I play a Pratten model wooden flute handcrafted by Patrick Olwell. I play a variety of penny whistles and low whistles, mainly made by Michael Burke. I also play a 6-keyed “Grey Larsen Preferred Model” Irish flute by flute maker Terry McGee.
What do you like to listen too?
Among Irish and Celtic artists I’m really fond of Martin Hayes and Dennis Cahill, Lunasa, Dervish, Claire Mann, Moving Hearts… it’s hard to think of all the many great players who inspire me! But I love many kinds of music, especially world music (Indian classical, African kora music, Zimbabwean vocal and mbira music, Afropop, Brazilian vocal music, Persian music…), not to mention Bach and a whole variety of orchestral music.
What makes you happy?
Love, of course!
And nature. And great writing, a good read, a wonderful concert, a moving solo, improvising music with others…
What do you do in your spare time?
I love to be in nature, hiking, just being.
Anything else you think people don’t know about you that you would like to share?
? It’s good to leave a little mystery… 😉

Mike Fitzmaurice, bass, guitar, he also plays with Laughing Hands. Little bio.
Born and raised in New Jersey, Adult child of Catholics, Studied painting and drawing at Pratt Institute, moved to Colorado in 1980, studied music (classical) at Univ. of Colorado, joined Colcannon in 1986 (I think) active freelance musician, performing classical, jazz, and world music.
How did you get started?
Started on guitar, was self taught, (with the help of friends of course) kept practicing.
What instruments do you play and who manufacturer them?
My bass is a 7/8 size Juzek, made in Prague in 1929, My guitars are a 1967 Martin D 28 (Brazilian rosewood) and a Lowden, made in Ireland in the late 1990s. and my bass harmonica is made by Honer, purchased on e-bay so I don’t know the date of manufacture, but it’s old. I also play the Erhu (2 string Chinese spike fiddle).

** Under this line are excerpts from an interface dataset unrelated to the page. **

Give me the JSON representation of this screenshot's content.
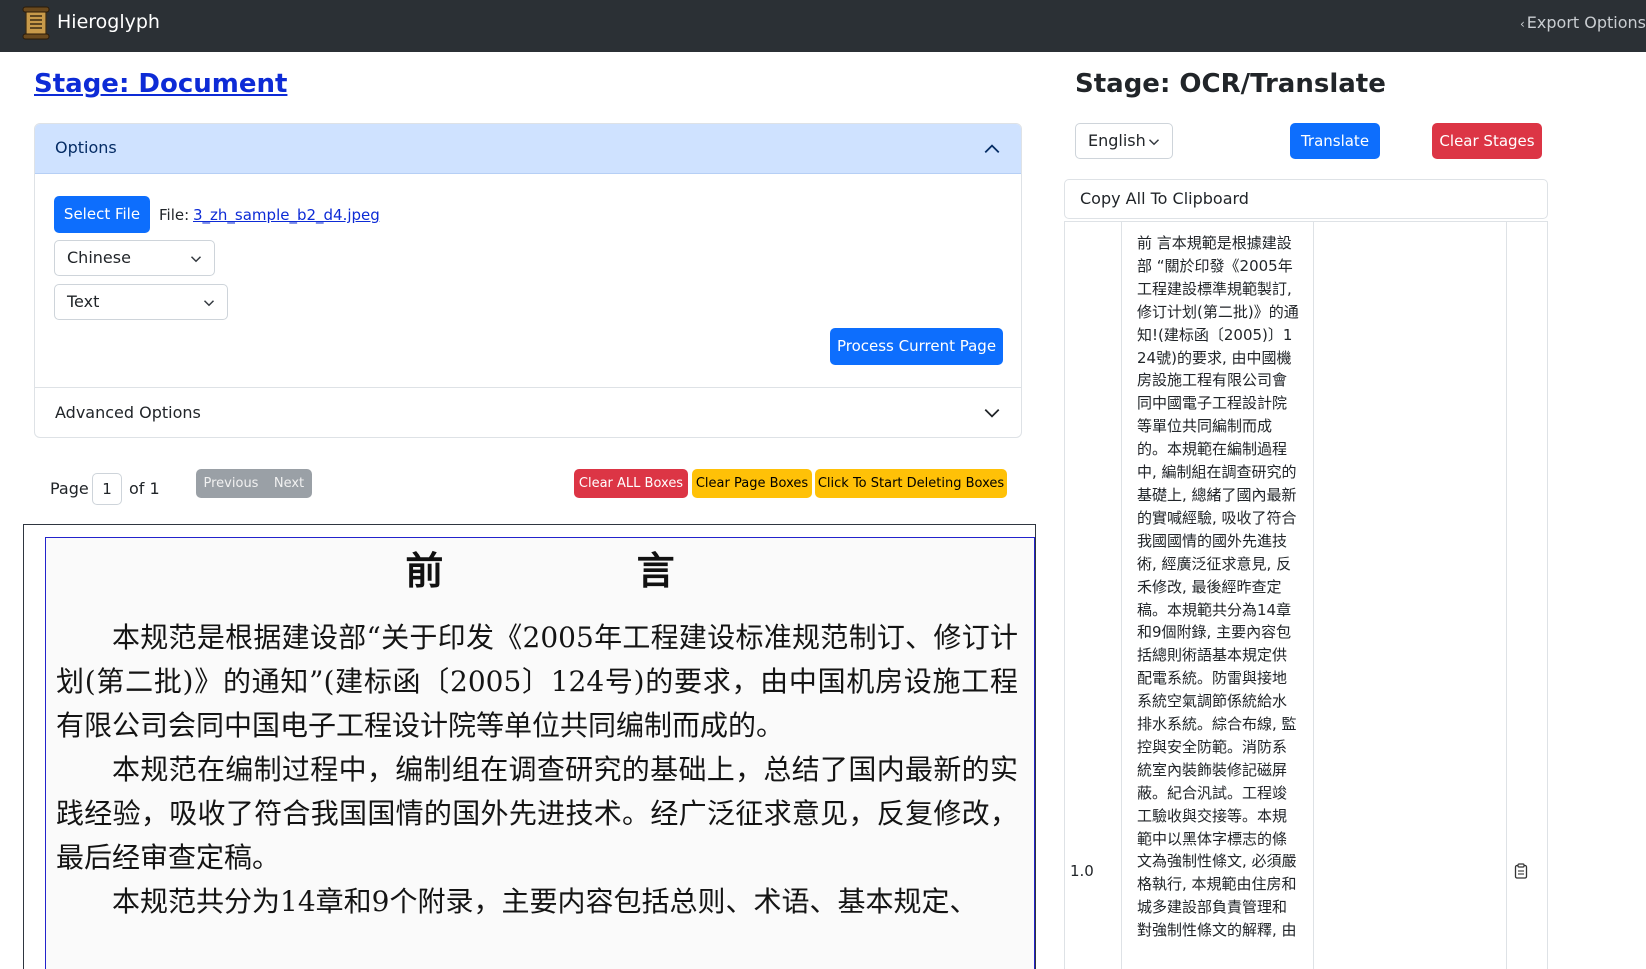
{
  "app": {
    "name": "Hieroglyph",
    "export_toggle": "Export Options"
  },
  "document_stage": {
    "title": "Stage: Document",
    "options_header": "Options",
    "select_file_button": "Select File",
    "file_label": "File:",
    "file_name": "3_zh_sample_b2_d4.jpeg",
    "source_language": "Chinese",
    "mode": "Text",
    "process_button": "Process Current Page",
    "advanced_options_header": "Advanced Options",
    "pagination": {
      "page_label": "Page",
      "current_page": "1",
      "of_label": "of 1",
      "previous": "Previous",
      "next": "Next"
    },
    "box_buttons": {
      "clear_all": "Clear ALL Boxes",
      "clear_page": "Clear Page Boxes",
      "start_deleting": "Click To Start Deleting Boxes"
    },
    "document_image": {
      "heading": "前 言",
      "paragraphs": [
        "本规范是根据建设部“关于印发《2005年工程建设标准规范制订、修订计划(第二批)》的通知”(建标函〔2005〕124号)的要求，由中国机房设施工程有限公司会同中国电子工程设计院等单位共同编制而成的。",
        "本规范在编制过程中，编制组在调查研究的基础上，总结了国内最新的实践经验，吸收了符合我国国情的国外先进技术。经广泛征求意见，反复修改，最后经审查定稿。",
        "本规范共分为14章和9个附录，主要内容包括总则、术语、基本规定、"
      ]
    }
  },
  "ocr_stage": {
    "title": "Stage: OCR/Translate",
    "target_language": "English",
    "translate_button": "Translate",
    "clear_stages_button": "Clear Stages",
    "copy_all_label": "Copy All To Clipboard",
    "results": [
      {
        "confidence": "1.0",
        "text": "前 言本規範是根據建設部 “關於印發《2005年工程建設標準規範製訂, 修订计划(第二批)》的通知!(建标函〔2005)〕124號)的要求, 由中國機房設施工程有限公司會同中國電子工程設計院等單位共同編制而成的。本規範在編制過程中, 編制組在調查研究的基礎上, 總緒了國內最新的實喊經驗, 吸收了符合我國國情的國外先進技術, 經廣泛征求意見, 反禾修改, 最後經昨查定稿。本規範共分為14章和9個附錄, 主要內容包括總則術語基本規定供配電系統。防雷與接地系統空氣調節係統給水排水系統。綜合布線, 監控與安全防範。消防系統室內裝飾裝修記磁屏蔽。紀合汎試。工程竣工驗收與交接等。本規範中以黑体字標志的條文為強制性條文, 必須嚴格執行, 本規範由住房和城多建設部負責管理和對強制性條文的解釋, 由"
      }
    ]
  },
  "colors": {
    "navbar": "#2b3035",
    "primary": "#0d6efd",
    "danger": "#dc3545",
    "warning": "#ffc107",
    "secondary": "#9aa0a6",
    "link": "#0d2bd6",
    "accordion_header": "#cfe2ff"
  }
}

What do you like to listen too?
I listen to a wide variety of music.
What makes you happy?
Many things, beer among them.
What do you do in your spare time?
Spare time? what’s that.
Anything else you think people don’t know about you that you would like to share?
But then there would be no mystery.

Well If you would like to see them in action check out their website to see their schedule.
Also check out these sites.
YouTube
MySpace
I’d like to thank them for spend some time letting us get to know them.